From Metapedia
Jump to: navigation, search
Post office and lighthouse, c. 1900

Pillau is an ancient port in Samland, East Prussia on the Baltic Sea at the mouth of the Frische Haff and also the river Pregel, 29 miles from Königsberg.

Pillau today, under Russian occupation


Between these two towns a ship canal was completed in 1901 at a cost of 13 million Reichsmarks, which enabled ships of 21 feet draught to moor alongside the town at Königsberg. Pillau had a fortress as well as a lighthouse, a man-made harbour, some small shipbuilding facilities, and good railway connexions. In 1904 its population was 3000.[1]

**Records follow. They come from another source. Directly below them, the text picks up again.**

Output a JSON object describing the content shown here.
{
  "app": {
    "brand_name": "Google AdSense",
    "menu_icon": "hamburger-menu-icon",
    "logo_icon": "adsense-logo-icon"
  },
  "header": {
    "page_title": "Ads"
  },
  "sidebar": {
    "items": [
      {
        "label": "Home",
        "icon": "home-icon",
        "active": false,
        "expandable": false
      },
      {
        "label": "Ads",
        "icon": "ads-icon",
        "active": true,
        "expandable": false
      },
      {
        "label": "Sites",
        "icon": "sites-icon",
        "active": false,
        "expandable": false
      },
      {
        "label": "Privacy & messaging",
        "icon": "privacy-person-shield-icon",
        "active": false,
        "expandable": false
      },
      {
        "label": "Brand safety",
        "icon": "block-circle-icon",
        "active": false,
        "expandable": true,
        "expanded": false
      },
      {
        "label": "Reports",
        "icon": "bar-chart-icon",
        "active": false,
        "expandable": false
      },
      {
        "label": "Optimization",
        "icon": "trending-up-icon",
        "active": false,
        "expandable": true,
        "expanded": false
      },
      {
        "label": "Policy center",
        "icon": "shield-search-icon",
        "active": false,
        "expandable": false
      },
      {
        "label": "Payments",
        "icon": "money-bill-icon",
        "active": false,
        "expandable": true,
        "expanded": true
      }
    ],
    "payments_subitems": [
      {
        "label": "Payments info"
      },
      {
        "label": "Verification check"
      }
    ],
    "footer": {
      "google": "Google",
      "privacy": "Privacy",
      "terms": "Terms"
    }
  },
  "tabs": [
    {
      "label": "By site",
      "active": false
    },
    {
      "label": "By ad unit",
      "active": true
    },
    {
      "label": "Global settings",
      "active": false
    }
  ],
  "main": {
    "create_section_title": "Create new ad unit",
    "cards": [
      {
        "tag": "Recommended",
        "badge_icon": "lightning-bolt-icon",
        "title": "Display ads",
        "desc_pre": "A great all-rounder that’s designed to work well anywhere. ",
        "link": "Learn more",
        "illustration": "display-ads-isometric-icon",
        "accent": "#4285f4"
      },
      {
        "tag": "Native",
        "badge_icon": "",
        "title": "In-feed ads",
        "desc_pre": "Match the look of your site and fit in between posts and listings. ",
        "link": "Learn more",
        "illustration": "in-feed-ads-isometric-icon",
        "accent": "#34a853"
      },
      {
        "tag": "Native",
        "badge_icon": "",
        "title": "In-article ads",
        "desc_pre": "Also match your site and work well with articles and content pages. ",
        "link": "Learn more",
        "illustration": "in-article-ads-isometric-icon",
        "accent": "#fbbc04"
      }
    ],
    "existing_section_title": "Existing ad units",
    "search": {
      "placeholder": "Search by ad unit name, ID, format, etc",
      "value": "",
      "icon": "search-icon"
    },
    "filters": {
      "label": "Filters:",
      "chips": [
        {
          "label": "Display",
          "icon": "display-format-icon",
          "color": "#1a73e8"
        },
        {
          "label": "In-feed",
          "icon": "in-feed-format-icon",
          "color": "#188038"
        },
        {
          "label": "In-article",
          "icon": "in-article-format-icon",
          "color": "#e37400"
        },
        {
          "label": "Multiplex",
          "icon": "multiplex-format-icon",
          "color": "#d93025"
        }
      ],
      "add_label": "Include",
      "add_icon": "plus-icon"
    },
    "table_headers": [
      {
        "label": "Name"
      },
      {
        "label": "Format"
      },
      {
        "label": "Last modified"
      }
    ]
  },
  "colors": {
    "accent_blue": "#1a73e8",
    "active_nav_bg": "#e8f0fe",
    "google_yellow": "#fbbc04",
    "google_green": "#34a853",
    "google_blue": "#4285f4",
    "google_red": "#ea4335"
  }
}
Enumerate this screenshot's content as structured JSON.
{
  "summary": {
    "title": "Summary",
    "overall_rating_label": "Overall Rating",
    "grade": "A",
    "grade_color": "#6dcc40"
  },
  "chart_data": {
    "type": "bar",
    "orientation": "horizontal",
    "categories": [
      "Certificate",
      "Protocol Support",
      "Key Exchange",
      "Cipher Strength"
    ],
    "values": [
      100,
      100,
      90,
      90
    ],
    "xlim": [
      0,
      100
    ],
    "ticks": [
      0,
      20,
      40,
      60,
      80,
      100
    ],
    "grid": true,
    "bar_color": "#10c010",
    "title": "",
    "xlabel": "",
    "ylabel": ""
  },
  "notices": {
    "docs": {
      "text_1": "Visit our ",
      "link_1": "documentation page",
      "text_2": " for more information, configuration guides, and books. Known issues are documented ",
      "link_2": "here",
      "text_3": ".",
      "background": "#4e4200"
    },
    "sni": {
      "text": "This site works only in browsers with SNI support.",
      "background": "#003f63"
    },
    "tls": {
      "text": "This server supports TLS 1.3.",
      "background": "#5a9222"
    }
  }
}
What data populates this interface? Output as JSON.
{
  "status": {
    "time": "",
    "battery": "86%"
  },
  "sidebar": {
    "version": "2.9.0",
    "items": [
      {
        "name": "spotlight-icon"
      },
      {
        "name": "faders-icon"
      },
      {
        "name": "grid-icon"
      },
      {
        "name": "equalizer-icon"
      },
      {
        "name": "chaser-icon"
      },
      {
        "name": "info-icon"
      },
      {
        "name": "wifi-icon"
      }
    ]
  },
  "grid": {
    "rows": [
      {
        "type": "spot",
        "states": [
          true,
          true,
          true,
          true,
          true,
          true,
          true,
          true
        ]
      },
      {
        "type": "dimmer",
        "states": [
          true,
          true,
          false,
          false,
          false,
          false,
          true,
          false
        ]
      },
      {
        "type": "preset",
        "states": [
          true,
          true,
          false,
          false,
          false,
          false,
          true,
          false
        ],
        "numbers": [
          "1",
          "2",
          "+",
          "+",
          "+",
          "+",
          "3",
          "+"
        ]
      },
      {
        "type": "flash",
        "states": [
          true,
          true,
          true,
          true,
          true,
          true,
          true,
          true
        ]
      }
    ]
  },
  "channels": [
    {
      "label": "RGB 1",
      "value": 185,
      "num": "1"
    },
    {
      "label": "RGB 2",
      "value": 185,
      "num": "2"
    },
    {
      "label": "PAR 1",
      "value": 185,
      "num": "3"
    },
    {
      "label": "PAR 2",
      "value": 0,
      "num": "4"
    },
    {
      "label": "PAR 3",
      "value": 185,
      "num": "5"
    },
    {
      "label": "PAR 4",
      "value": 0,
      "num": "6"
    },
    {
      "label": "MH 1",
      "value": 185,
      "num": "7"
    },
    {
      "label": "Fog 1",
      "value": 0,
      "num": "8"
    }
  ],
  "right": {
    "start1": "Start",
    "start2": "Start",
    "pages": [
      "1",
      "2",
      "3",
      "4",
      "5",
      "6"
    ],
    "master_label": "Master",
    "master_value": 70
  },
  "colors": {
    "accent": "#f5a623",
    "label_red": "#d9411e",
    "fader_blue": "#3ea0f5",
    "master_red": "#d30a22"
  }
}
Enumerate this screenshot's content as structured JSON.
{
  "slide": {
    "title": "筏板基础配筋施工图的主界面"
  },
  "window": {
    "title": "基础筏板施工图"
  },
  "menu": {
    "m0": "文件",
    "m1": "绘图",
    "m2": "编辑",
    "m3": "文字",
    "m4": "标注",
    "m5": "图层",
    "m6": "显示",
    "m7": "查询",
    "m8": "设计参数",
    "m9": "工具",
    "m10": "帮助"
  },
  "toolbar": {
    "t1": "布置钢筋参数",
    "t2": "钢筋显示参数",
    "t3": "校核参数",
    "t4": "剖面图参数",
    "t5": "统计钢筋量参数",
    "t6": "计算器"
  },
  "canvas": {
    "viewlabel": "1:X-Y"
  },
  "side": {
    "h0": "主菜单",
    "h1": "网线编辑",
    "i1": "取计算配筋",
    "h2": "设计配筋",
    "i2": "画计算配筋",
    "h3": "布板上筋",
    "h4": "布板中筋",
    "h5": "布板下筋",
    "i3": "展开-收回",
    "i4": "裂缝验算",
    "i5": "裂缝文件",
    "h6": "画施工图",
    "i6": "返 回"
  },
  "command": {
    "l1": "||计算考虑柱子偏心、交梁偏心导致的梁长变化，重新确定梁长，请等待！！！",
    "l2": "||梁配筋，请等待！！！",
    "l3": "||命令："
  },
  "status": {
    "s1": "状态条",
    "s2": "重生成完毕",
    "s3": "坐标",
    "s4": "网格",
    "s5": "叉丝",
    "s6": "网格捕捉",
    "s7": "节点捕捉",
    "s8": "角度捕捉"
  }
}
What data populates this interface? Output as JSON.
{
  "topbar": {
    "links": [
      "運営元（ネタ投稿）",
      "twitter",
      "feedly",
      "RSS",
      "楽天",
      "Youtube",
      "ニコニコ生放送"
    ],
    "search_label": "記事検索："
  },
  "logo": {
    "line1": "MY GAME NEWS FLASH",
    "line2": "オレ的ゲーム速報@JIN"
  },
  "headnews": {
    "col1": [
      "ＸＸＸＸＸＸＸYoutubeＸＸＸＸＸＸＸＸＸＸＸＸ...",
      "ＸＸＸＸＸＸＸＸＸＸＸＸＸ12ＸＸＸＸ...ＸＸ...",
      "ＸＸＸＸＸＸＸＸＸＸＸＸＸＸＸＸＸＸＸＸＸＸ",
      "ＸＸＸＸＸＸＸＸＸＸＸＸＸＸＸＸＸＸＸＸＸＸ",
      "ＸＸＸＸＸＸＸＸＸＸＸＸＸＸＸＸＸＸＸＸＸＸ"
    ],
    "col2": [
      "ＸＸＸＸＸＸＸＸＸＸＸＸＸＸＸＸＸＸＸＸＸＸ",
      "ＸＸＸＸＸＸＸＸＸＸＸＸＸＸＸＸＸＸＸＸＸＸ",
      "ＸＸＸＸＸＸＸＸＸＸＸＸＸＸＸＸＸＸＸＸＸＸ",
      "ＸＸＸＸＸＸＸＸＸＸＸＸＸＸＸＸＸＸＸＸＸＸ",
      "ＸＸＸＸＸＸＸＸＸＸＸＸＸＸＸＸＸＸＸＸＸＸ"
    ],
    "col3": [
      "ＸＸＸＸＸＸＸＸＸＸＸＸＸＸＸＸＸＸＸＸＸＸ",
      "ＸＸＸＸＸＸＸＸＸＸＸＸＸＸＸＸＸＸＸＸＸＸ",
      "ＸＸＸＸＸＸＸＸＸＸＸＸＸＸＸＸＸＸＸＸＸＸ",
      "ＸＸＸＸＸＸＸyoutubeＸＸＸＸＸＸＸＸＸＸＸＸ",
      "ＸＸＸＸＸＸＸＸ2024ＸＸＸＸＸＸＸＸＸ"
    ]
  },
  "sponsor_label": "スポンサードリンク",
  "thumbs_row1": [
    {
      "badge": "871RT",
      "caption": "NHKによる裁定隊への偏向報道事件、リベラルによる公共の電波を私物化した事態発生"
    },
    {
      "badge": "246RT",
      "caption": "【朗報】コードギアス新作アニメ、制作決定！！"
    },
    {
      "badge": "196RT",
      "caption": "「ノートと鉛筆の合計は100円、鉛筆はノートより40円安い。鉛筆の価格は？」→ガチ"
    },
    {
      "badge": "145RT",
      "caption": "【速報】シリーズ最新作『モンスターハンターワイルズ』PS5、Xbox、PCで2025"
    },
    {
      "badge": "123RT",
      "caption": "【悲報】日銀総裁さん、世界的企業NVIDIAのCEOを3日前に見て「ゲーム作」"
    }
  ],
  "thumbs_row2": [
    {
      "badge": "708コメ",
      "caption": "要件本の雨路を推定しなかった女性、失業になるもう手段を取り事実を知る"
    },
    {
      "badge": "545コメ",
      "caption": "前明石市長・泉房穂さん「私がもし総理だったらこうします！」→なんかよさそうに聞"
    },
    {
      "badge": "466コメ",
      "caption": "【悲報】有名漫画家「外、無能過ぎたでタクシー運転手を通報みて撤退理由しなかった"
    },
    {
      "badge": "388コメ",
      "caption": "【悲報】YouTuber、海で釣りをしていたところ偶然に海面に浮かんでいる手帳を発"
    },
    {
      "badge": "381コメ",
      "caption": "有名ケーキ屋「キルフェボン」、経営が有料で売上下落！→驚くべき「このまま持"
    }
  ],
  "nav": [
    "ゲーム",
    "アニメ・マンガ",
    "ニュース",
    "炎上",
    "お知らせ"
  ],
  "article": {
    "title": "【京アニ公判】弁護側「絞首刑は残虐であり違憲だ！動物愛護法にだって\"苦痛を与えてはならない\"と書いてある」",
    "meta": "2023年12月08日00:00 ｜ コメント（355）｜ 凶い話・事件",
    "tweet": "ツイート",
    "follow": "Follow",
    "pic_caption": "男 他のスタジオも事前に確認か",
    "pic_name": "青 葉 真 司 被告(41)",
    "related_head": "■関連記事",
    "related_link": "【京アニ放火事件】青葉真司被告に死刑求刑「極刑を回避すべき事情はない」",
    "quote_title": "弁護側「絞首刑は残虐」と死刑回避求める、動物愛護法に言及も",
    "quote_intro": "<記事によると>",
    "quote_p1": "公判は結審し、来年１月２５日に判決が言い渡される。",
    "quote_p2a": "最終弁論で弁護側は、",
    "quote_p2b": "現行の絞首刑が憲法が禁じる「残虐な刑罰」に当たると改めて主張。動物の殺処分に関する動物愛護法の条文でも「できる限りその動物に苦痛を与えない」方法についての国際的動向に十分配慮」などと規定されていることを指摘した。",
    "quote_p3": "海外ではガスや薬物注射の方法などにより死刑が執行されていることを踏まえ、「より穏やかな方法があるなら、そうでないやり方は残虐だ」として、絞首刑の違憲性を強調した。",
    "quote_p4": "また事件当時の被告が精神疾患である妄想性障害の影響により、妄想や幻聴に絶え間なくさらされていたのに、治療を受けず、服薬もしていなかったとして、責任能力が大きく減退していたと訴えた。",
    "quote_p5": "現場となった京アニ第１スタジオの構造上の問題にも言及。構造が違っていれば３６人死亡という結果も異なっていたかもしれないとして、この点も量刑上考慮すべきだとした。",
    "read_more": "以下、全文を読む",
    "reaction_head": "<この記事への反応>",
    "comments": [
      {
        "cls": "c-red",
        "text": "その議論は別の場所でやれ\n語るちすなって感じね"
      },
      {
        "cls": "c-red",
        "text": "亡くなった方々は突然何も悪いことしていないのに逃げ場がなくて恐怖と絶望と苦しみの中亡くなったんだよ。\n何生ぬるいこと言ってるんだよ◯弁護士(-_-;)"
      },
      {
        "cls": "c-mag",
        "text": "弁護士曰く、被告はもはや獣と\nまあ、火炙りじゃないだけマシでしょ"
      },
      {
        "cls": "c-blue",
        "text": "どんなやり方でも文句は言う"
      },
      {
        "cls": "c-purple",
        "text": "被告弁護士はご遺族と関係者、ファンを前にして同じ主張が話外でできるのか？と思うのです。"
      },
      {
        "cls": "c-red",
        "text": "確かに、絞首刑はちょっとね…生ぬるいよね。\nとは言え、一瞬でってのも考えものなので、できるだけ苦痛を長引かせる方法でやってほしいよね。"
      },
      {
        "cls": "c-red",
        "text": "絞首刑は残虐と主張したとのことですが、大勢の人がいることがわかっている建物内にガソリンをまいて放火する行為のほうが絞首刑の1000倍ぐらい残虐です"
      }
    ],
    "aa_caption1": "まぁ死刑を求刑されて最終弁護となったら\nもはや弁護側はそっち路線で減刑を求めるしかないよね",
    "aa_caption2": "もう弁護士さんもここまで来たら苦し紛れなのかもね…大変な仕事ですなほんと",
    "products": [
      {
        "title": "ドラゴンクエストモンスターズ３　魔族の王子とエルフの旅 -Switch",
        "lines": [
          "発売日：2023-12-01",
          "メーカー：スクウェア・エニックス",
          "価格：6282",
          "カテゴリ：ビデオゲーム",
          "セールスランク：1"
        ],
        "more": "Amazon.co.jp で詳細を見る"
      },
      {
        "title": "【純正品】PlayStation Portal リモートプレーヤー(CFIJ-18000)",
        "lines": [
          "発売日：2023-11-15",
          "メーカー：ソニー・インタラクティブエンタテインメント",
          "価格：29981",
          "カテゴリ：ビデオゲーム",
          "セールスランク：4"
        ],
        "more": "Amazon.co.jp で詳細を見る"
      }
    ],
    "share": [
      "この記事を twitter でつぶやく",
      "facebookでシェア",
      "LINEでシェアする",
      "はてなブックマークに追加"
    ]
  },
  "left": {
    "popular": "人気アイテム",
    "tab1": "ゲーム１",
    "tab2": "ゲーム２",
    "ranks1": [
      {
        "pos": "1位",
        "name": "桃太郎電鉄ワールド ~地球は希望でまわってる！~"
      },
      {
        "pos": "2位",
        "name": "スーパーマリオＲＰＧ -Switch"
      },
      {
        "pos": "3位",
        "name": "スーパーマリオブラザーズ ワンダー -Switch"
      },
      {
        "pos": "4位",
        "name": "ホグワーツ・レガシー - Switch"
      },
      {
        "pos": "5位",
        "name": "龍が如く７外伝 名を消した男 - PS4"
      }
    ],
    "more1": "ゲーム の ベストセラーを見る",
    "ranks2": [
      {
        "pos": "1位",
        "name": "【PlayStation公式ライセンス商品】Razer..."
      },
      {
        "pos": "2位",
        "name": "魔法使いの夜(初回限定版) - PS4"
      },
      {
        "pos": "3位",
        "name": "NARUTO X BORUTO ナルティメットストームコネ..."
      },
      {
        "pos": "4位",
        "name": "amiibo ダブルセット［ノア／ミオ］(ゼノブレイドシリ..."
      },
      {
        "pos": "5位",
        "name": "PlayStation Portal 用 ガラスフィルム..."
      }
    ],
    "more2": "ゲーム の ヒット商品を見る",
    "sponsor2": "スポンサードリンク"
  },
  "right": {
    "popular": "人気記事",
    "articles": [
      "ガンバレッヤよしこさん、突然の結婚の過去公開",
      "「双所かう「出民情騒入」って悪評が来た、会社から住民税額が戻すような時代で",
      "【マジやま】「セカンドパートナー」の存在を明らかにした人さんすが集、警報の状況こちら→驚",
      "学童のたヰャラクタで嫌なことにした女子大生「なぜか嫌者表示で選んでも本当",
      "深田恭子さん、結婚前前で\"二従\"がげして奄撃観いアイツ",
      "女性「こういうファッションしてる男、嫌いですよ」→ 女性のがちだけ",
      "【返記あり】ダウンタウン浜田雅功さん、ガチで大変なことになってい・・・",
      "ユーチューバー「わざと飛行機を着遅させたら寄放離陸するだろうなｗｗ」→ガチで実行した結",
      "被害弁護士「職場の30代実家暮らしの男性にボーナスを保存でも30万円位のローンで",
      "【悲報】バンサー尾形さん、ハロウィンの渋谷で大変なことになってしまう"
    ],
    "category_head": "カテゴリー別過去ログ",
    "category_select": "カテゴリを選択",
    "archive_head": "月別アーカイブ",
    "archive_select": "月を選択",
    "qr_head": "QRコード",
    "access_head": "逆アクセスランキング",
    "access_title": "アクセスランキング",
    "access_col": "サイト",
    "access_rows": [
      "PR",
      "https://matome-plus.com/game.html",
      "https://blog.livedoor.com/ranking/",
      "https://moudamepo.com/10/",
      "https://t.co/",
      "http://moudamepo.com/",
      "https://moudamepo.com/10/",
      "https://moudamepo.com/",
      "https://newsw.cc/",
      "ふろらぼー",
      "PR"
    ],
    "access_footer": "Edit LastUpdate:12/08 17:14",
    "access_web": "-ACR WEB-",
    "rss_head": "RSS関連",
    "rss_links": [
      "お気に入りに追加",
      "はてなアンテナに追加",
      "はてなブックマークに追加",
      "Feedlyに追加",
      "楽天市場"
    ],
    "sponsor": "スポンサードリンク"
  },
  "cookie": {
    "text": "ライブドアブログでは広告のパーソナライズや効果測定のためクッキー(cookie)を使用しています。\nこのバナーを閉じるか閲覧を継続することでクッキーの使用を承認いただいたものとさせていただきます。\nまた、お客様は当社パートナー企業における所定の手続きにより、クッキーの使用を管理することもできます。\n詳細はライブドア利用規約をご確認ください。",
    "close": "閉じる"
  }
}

In the closing months of World War II Pillau was a major embarkation point in the east for civilians fleeing the advancing Soviet Union's Red Army and their atrocities. The liner Robert Ley was used to evacuate civilians and wounded from Pillau on 25 January 1945, together with the Ubena, the Pretoria, the Duala and the General San Martin, with The Deutsche coming downstream from Königsberg, with a total of around 25,000 refugees and wounded on board.

As a result of these urgent evacuations Pillau held out longer than many other eastern ports and was still in German hands when the ill-fated refugee ship Karlsruhe departed Pillau at 8 p.m. on 10th April 1945.


This part of East Prussia was annexed by the Soviet Union in 1945 who renamed the port Baltiysk. Its native population of Germans were expelled and replaced with Russian imported settlers. The population in 1970 was given as 20,300, which may include a hinterland.


See also

Further reading

  • The Last Rally - The German Defence of East Prussia, Pomerania and Danzig 1944-45, by Ian Baxter, Helion & Co., Solihull, England, 2010, ISBN: 978-1-906033-74-3


  1. Northern Germany by Karl Baedeker, 14th revised edition, Leipzig & London, 1904, p.177-8.